In some cases they are effectively asking for judgement in their favour to be made in advance, before any actual evidence is led by the parties. Common interim orders include :
Usually applications for interim orders in Scotland are heard by a judge without the party against whom the orders are being sought present. This gives the applicant a distinct advantage as the target of the application does not get the chance to set out their side of the story to the court or raise any issues with any technical faults which may be present in the application.
However If the company or individual who is the target of the interim order has a caveat lodged at the court in which the application is being applied for, that party’s solicitors will be notified of application’s existence before its determination and will be given the opportunity to oppose the application in court.
Caveats come in to their own when lodged on behalf of companies which are subject to petitions for winding-up. If a caveat is lodged on behalf of a company and a petition for that company’s winding-up is lodged, the caveat will be triggered. Usually this affords the company one last chance to either dispute the sums contained within the petition or come to some sort of payment arrangement with the petitioning creditor.

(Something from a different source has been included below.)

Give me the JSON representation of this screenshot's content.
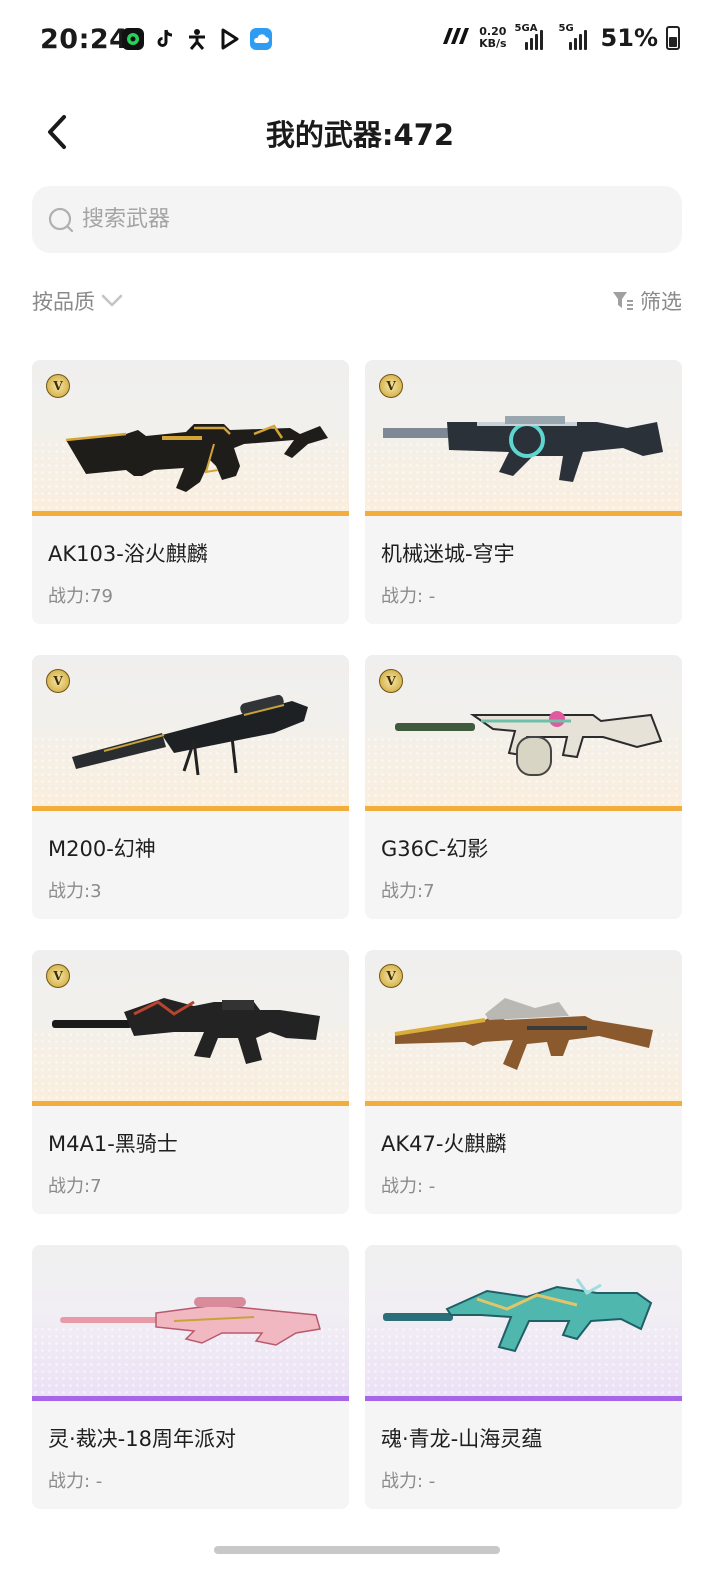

Crucially the caveats will delay the advertisement of the petition in the press meaning that it will generally not become public knowledge that such an application was made in the event that matters are resolved to the petitioning creditor’s satisfaction at this very late stage.
It should be added that in these circumstances the caveat acts like a final line of defence, allowing for an opportunity to pay of dispute the sums contained within the winding-up the petition. The caveat cannot defeat an application for the winding-up of a company or the bankruptcy of an individual in and of itself. It simply buys time.
If a business or an individual believes they are going to be subject to a court action containing an application for interim orders or insolvency proceedings, then it is wise to immediately lodge caveats in the court in which such orders will be sought. Often we will advise our clients to maintain caveats as a matter of course.
If this is a service which you are interested in, please contact a member of the Dispute Resolution Team on 0131 226 8200.
Iain McDougall, Senior Solicitor, Dispute Resolution